Good River: Stories of the Ohio includes work from Bonnie Jean Feldkamp

Good River: Stories of the Ohio is a collaborative reporting project with support from the National Geographic Society. The Ohio River watershed provides drinking water for five million people. So the stories of the Ohio and the people who help and hurt the river are vitally important. Bonnie’s first contribution to this series is about the city of Newport, Kentucky and community members work together to remove concrete and add green space to include more green infrastructure in their neighborhood.

Volunteers help ReNewport Executive Director Josh Tunning (far left) plant trees where they’ve depaved sections of the sidewalk in Newport, Kentucky

The ultimate goal of green infrastructure is to keep rainwater as close to where it falls as possible. When an urban area lacks greenspace, water can’t get absorbed and it overwhelms the wastewater collection system. Many older river cities have outdated infrastructure.
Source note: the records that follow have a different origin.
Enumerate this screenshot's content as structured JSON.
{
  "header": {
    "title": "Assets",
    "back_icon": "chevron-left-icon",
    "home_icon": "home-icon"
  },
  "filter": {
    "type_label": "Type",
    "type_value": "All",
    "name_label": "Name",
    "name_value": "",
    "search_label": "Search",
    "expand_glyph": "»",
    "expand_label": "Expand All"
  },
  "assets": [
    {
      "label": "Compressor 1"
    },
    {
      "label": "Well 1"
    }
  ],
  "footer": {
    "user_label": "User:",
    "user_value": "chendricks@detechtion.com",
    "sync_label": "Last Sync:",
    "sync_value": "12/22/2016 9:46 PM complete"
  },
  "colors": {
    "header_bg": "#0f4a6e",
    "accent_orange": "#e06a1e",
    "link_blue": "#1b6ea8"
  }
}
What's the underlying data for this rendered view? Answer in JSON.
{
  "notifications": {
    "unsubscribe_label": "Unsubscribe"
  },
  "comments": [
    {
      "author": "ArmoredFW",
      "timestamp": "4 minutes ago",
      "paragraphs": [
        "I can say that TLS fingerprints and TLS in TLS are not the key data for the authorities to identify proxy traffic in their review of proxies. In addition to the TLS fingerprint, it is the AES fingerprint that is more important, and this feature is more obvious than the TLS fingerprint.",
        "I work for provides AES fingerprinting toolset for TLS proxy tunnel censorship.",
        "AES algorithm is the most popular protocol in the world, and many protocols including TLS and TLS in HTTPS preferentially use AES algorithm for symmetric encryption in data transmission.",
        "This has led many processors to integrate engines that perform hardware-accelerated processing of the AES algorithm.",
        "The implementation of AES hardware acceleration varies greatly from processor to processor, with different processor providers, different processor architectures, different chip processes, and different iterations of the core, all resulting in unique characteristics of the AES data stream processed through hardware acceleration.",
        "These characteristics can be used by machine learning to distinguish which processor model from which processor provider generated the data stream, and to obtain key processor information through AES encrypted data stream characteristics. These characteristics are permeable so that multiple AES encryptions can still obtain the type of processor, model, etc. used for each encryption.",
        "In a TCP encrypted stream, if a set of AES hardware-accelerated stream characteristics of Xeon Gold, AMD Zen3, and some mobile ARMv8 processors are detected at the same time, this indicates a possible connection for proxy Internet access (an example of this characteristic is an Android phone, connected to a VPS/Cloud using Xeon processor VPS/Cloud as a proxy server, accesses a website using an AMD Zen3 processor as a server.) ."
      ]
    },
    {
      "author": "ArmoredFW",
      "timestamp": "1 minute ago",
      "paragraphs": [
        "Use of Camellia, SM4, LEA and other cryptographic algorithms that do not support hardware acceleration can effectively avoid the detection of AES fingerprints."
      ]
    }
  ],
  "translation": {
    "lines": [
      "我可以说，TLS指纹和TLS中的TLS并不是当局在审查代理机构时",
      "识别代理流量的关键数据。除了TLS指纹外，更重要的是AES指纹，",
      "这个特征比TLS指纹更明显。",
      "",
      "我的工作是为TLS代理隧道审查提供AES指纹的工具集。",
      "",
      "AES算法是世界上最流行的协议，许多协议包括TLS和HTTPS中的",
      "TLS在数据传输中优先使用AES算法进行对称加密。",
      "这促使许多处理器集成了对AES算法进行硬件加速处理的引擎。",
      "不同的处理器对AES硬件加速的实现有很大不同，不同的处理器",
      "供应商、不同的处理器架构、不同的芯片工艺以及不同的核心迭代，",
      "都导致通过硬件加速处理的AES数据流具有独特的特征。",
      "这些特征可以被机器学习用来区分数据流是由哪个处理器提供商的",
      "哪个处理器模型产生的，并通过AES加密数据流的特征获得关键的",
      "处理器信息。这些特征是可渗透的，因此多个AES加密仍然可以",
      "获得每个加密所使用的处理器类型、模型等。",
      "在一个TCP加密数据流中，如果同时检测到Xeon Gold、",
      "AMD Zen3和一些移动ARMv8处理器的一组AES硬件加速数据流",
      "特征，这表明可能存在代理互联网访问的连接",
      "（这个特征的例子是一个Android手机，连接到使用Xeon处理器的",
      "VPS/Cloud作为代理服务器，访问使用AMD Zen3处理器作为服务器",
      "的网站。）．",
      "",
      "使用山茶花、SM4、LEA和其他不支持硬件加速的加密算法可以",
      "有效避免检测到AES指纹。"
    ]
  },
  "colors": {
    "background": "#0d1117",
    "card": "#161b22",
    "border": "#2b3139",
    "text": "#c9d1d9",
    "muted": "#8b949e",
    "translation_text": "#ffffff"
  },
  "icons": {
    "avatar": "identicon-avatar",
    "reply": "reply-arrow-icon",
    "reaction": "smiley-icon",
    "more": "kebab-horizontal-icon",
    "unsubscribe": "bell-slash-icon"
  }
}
ReNewport approaches stormwater challenges in its community by assessing vacant lots for greenspace opportunities.

“We’re really trying to make as many tiny sponges around the neighborhood as possible,” said Steve Mathison, vice president for ReNewport.

Bonnie jean feldkamp

Read Bonnie’s contribution to Good River: Stories of the Ohio by clicking the link below. For More from Bonnie click Clips. Thanks for reading!

Bonnie’s second contribution to this series is about industrial water pollution in the Ohio River Watershed. Read that article Here.

Read more from Bonnie about better stewards of the earth in Northern Kentucky.

If you enjoyed learning how Newport, Kentucky worked together to add a park and additional greenspace to their community, you may also love this story about the Northern Kentucky family who built their own solar-power house to live off the grid in Campbell County. Read it at the link below!